Once you find the line containing "What's the underlying", please retype it and every line after it to the end of the entries, exactly and with nothing added.
──────── Material for this exercise ────────
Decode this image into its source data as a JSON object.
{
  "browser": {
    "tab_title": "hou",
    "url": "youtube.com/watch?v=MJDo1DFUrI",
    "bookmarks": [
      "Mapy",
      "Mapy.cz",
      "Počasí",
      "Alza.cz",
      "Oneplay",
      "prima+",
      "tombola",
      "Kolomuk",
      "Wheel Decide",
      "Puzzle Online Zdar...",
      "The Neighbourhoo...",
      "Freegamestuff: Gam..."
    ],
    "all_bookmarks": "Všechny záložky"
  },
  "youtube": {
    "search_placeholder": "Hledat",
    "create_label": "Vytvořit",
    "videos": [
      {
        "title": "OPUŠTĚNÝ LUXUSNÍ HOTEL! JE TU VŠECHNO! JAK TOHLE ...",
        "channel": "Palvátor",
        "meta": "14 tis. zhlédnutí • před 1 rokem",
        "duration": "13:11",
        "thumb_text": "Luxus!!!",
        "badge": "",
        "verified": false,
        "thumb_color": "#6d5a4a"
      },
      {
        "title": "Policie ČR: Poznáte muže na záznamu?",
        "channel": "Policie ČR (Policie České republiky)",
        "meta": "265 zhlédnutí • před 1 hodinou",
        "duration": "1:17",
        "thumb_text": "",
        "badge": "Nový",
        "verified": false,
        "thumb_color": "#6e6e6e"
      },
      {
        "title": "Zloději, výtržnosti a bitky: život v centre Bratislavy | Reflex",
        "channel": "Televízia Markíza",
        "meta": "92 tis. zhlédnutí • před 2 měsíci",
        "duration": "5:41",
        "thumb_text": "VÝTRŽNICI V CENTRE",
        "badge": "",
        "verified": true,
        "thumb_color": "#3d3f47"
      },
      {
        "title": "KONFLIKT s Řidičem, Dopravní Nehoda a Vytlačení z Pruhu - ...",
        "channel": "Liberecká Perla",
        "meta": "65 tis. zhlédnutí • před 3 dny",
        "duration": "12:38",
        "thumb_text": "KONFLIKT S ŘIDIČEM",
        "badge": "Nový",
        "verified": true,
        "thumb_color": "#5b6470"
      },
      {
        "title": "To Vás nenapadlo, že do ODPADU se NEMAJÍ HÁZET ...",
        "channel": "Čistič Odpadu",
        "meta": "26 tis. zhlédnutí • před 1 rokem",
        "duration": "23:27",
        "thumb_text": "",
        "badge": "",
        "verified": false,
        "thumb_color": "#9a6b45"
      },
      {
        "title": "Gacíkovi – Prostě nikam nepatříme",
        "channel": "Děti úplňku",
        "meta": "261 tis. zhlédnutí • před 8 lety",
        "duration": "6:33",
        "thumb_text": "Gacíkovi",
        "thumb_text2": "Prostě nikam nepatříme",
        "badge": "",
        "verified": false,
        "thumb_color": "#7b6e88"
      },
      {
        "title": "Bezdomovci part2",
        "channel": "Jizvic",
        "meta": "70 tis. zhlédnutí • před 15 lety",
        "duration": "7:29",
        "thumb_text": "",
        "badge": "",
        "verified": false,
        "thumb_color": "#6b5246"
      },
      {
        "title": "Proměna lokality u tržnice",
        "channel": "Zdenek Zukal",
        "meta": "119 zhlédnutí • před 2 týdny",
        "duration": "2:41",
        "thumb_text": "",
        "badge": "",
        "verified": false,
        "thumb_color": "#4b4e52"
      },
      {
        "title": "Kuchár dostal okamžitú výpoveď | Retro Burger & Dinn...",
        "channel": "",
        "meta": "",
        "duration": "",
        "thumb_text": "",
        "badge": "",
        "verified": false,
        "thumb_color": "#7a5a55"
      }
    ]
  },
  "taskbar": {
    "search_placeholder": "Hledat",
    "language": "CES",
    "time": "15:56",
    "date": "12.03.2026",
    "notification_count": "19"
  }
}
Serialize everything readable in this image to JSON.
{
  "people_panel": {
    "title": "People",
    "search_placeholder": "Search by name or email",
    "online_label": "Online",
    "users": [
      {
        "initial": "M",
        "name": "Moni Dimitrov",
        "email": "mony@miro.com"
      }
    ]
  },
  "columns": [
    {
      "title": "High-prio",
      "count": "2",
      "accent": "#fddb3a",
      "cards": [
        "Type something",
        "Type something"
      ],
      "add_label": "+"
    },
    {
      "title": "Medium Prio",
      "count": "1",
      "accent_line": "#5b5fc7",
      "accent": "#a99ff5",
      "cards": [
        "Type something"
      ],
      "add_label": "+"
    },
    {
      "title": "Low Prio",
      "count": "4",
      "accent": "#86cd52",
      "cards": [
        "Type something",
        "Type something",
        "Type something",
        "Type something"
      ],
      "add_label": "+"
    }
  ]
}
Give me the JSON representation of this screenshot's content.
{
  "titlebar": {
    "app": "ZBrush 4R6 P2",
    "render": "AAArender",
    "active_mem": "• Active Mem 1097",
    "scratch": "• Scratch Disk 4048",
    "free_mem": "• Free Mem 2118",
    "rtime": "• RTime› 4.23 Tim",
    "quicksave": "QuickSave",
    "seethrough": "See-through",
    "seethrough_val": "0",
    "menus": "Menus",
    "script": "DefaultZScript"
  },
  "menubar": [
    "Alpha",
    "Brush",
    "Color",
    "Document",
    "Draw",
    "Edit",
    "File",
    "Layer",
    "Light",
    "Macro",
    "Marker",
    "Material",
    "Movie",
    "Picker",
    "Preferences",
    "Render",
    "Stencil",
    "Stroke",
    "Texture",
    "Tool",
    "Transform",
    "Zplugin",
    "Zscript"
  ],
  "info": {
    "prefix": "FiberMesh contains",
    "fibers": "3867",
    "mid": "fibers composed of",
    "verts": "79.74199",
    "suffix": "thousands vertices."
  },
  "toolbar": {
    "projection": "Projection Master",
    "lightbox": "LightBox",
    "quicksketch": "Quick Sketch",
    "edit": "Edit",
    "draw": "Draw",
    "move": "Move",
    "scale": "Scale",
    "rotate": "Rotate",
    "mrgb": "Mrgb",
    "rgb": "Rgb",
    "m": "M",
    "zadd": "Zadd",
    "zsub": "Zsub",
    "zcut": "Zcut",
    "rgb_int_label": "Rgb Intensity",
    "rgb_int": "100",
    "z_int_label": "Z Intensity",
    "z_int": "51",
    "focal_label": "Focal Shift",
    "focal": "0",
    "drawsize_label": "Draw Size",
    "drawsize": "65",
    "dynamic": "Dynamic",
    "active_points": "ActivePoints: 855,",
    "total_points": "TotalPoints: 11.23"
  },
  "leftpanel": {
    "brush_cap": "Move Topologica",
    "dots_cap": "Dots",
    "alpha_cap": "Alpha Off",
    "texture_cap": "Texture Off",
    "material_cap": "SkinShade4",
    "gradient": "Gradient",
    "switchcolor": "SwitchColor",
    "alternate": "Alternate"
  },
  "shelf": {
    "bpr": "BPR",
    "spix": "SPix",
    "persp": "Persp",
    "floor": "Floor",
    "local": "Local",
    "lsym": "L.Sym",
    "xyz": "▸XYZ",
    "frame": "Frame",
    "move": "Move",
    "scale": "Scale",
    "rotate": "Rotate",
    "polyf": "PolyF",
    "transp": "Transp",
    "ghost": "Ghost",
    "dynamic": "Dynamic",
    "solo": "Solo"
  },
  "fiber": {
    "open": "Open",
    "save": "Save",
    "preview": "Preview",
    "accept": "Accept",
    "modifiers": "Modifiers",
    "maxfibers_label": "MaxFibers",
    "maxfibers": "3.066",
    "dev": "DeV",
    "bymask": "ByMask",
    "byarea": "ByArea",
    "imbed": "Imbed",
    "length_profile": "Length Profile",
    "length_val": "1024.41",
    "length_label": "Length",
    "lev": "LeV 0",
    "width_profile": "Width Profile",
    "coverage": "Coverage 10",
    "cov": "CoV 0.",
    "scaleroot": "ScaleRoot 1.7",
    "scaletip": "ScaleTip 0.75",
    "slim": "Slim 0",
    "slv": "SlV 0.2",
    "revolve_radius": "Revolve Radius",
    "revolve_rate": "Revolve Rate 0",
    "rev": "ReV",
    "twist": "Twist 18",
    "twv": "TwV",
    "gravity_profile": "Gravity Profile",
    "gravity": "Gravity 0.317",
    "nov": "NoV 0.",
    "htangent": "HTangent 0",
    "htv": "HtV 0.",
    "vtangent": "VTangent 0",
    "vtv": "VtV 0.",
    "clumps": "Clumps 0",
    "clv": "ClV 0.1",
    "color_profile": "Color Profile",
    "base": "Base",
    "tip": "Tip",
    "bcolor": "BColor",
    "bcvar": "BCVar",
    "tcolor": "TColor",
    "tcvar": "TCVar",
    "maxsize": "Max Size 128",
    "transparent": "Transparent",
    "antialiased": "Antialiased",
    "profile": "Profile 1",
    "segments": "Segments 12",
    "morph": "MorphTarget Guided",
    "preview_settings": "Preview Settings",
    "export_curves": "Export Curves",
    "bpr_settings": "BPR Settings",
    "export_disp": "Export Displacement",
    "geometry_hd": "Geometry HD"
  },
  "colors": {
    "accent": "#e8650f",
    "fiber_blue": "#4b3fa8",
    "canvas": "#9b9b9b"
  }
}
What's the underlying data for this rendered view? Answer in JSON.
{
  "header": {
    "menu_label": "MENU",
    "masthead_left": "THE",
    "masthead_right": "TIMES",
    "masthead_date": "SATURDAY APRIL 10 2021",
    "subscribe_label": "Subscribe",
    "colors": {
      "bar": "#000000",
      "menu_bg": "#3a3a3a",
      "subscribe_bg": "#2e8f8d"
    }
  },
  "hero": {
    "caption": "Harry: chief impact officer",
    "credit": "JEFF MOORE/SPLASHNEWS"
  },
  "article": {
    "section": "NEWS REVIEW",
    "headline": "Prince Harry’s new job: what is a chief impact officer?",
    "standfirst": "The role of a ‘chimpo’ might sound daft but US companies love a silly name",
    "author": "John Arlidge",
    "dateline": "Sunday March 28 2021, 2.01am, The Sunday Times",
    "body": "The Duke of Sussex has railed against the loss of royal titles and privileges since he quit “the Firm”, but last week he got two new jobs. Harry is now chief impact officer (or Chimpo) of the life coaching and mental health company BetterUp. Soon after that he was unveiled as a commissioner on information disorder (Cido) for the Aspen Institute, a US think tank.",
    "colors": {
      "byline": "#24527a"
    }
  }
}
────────
■ **Answer space**:
What's the underlying data for this rendered view? Answer in JSON.
{
  "header": {
    "menu_label": "MENU",
    "masthead_left": "THE",
    "masthead_right": "TIMES",
    "masthead_date": "SATURDAY APRIL 10 2021",
    "subscribe_label": "Subscribe",
    "colors": {
      "bar": "#000000",
      "menu_bg": "#3a3a3a",
      "subscribe_bg": "#2e8f8d"
    }
  },
  "hero": {
    "caption": "Harry: chief impact officer",
    "credit": "JEFF MOORE/SPLASHNEWS"
  },
  "article": {
    "section": "NEWS REVIEW",
    "headline": "Prince Harry’s new job: what is a chief impact officer?",
    "standfirst": "The role of a ‘chimpo’ might sound daft but US companies love a silly name",
    "author": "John Arlidge",
    "dateline": "Sunday March 28 2021, 2.01am, The Sunday Times",
    "body": "The Duke of Sussex has railed against the loss of royal titles and privileges since he quit “the Firm”, but last week he got two new jobs. Harry is now chief impact officer (or Chimpo) of the life coaching and mental health company BetterUp. Soon after that he was unveiled as a commissioner on information disorder (Cido) for the Aspen Institute, a US think tank.",
    "colors": {
      "byline": "#24527a"
    }
  }
}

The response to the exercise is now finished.